Being in the media, albeit on the shadowy, run-down fringes where the rats don’t run, I come across a lot of headlines. They often tell me all I need to know and I move swiftly along for the sake of my sanity and sense of self-worth.
The other day I saw one that stood out from the stampeding herds of absurdities and horror. “Men also strive for the perfect masculine summer body.” Also? Who else might be striving for the perfect masculine body? Some women, I suppose, but let’s not venture down that perilous path again.
To be honest, I am more of a yearner than a striver. Striving is damn hard work and, like many South African men, I’d rather sit on my fat arse, drink beer and complain. Yearning comes with fewer chances of failure. Does this make me less of a man? There was only one way to find out. I crossed myself, recited a mantra from the Tibetan Book of the Dead and clicked on the link.
Right away, I discover that men – not only women – are “the target of judgemental looks and comments if they aren’t showing off a toned six-pack, a full head of hair and a wrinkle-free face”. When did this happen? The last time I got judged, it wasn’t because of my saggy abs. It was because a policeman found marijuana in my pocket and arrested me. Now weed is legal and wrinkles are considered anti-social. How times change.
I do, however, have a full head of hair and, if my father is anything to go by, it looks set to stay that way. But this might not be enough to appease the judgemental hordes waiting to crush me with their disparaging looks and barbed comments. Thing is, I haven’t brushed my shaggy mop in at least eight years. Real men use their fingers. There’s a bumper sticker for you.
“Are men ready to shatter the ideals of masculine appearance?” I don’t know what the right answer is and there’s only the sleeping cat to ask. I wake her up and ask her opinion. She yawns and half opens one eye. I take this as a yes and reach out to give her a quick fondle for her help. She sinks her teeth into my hand. A small price to pay for having a companion who is almost always right on important matters.
So, yes. I am ready to shatter whatever it takes, especially illusions and taxi windscreens, but I am happy to toss in ideals of masculine appearance too.
“Many men, liberated from stereotypes surrounding men’s cosmetics, are trying to rid themselves of their complexes in a quest for perfection.” Wait, what? Do these stereotypes include that real men don’t use cosmetics? That cosmetics are, perhaps, the preserve of men who enjoy the company of other men exclusively? So they have liberated themselves from these stereotypes, and yet are still riddled with complexes? It seems to me that they might want to ask themselves if they really do like women all that much. I mean, if you’re on a quest for perfection, the last people you should be around are women.
I own a simplex in a complex, but I don’t have complexes. Or cosmetics, for that matter. I do hope this isn’t going to end with me being branded an emotionally stunted Neanderthal troglodyte who understands little more than the offside rule. Unless, of course, that’s exactly what I am. In which case, I will almost certainly develop a complex.
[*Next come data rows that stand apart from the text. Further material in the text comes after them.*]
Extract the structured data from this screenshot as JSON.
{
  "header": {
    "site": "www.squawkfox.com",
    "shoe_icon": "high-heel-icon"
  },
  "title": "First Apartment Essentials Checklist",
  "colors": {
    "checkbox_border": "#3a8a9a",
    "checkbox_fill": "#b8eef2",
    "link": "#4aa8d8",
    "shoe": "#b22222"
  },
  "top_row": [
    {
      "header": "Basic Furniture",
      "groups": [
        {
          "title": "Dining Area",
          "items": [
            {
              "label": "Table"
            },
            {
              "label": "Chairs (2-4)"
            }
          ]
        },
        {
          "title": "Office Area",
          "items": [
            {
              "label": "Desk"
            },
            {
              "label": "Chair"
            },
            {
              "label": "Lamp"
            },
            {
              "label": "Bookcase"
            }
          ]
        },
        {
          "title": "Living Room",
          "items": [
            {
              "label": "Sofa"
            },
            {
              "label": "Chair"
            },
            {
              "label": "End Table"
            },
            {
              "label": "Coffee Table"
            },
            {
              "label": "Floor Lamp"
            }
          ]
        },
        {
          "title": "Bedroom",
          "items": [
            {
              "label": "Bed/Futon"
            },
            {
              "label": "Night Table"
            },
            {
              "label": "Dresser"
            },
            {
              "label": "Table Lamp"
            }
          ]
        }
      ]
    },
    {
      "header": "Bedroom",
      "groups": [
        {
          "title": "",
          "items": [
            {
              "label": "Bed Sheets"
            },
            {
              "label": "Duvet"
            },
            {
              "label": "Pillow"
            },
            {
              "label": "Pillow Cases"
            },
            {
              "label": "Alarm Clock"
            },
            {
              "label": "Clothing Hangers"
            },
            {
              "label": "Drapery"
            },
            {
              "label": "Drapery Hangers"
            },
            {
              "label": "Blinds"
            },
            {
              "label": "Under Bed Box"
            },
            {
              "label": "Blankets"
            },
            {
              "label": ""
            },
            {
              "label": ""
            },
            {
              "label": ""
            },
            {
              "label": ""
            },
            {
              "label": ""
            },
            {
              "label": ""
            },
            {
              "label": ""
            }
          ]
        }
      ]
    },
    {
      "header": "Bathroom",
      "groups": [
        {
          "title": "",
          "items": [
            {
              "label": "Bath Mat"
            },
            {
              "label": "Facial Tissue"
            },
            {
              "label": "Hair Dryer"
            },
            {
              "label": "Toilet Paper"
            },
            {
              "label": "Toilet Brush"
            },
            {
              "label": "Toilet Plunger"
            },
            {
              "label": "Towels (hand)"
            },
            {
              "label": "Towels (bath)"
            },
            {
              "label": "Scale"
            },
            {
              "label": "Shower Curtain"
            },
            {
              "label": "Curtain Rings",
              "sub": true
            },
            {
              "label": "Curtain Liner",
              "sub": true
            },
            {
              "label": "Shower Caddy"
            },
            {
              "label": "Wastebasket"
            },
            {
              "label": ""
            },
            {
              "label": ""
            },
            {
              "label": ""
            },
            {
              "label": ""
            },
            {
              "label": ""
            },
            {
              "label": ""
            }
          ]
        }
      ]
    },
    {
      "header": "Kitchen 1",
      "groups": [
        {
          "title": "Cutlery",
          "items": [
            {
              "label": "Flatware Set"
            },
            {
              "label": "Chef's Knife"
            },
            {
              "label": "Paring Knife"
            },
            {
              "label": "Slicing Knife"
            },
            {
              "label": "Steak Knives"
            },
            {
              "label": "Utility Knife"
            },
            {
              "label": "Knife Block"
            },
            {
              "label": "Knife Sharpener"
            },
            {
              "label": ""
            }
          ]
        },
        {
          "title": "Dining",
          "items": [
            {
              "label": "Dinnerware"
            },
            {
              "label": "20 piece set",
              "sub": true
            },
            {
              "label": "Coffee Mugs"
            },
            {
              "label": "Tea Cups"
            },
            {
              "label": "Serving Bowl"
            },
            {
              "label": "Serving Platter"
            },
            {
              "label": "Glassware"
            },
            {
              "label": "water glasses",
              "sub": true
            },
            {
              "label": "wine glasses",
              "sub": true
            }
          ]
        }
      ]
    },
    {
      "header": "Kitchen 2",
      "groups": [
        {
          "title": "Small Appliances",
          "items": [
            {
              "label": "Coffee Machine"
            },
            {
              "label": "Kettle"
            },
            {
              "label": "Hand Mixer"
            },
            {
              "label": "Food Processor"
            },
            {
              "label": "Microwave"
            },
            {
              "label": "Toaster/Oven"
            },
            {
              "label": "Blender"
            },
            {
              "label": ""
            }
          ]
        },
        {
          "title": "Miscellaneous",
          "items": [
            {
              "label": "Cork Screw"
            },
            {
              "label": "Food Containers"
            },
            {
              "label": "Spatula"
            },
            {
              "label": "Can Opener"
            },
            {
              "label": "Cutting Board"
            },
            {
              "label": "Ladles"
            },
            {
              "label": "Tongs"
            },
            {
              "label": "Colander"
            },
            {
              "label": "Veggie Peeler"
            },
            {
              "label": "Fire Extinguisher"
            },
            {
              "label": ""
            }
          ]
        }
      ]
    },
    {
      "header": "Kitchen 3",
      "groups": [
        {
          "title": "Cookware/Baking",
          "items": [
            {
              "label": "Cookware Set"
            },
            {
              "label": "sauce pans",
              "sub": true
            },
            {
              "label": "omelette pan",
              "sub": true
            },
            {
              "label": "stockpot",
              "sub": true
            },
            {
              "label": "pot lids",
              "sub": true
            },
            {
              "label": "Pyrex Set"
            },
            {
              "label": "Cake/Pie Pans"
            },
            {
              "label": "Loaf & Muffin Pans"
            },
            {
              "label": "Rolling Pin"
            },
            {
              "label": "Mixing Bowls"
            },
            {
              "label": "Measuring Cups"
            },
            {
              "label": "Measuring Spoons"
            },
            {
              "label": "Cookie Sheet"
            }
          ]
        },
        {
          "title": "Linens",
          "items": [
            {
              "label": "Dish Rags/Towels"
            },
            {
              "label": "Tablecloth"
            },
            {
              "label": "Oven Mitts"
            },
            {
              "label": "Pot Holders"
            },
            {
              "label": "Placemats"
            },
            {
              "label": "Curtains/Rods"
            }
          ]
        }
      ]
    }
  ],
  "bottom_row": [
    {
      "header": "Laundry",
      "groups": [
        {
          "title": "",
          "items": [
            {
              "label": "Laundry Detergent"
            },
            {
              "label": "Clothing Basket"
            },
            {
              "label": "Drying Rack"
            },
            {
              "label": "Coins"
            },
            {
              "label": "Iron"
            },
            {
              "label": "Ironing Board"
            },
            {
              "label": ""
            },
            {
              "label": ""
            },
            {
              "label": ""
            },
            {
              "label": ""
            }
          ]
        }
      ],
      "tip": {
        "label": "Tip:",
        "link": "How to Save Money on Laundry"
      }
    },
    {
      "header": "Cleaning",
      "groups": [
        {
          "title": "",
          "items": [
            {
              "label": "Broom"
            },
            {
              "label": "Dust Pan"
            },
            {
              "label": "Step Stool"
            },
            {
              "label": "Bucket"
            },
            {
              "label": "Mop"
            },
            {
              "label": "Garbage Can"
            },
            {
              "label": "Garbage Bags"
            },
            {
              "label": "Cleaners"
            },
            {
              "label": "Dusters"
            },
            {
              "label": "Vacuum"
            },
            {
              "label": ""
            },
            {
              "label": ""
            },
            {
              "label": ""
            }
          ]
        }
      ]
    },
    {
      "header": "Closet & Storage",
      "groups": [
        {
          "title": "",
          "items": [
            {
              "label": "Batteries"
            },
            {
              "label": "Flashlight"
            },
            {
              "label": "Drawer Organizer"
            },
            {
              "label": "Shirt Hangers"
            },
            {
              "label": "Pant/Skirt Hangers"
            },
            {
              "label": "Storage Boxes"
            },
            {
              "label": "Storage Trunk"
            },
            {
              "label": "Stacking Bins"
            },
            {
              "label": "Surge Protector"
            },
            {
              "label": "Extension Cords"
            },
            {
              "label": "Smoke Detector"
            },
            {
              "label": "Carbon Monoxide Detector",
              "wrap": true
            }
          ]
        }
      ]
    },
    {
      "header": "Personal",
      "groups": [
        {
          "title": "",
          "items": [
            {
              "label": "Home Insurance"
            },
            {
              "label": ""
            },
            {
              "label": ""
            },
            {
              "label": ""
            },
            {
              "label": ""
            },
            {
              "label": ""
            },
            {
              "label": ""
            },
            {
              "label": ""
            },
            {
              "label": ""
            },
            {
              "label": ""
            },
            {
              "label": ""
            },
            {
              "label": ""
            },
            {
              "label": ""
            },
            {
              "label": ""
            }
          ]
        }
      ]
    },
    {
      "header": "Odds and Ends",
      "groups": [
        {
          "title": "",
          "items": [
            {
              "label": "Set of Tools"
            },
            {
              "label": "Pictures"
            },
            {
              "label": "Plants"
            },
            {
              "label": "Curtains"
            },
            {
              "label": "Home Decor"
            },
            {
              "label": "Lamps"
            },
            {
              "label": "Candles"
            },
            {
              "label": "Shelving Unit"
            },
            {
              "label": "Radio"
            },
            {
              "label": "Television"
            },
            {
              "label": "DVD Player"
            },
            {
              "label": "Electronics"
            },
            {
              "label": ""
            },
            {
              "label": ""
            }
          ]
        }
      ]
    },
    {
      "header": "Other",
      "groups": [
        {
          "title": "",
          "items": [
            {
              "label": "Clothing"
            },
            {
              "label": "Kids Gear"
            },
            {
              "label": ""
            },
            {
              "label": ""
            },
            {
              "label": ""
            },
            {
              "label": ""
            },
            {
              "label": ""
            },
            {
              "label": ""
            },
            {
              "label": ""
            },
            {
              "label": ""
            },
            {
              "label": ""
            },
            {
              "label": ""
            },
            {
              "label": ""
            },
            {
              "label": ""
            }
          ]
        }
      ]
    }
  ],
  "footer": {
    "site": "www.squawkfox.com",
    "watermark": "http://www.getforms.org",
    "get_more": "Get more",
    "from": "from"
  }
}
“Men are demanding all the products necessary for waxing, massages, scrubs and anti-aging treatments.” Now this is my idea of a movement. Nay, a revolution! But where are these men? It’s no good if they’re making their demands to a narcoleptic teenager slumped behind the cosmetics counter in Clicks. To the barricades, I say! Don’t forget to moisturise first. I recommend Lamelle Nourish Revitalise Lite. For men who make demands, not requests.
I learn that, in France, cosmetic surgery is growing in popularity among men. One plastic surgeon said “they come in requesting improvements in their body and face”. I find this surprising. The French should be more worried about improving their attitudes towards people who are don’t look and talk exactly like them.
It goes on: “Movements designed to promote accepting your body, no matter what shape or size, can go back where they came from.” Yes! These movements need to go back to the future, to a time and place where the intellect is valued more than the body.
All we want is to be gorjiss, and we don’t even care that we can’t spell it right. All we ask is that we be allowed to wallow a bit longer in the primordial ooze of our own ignorance. Which, as we all know, is bliss.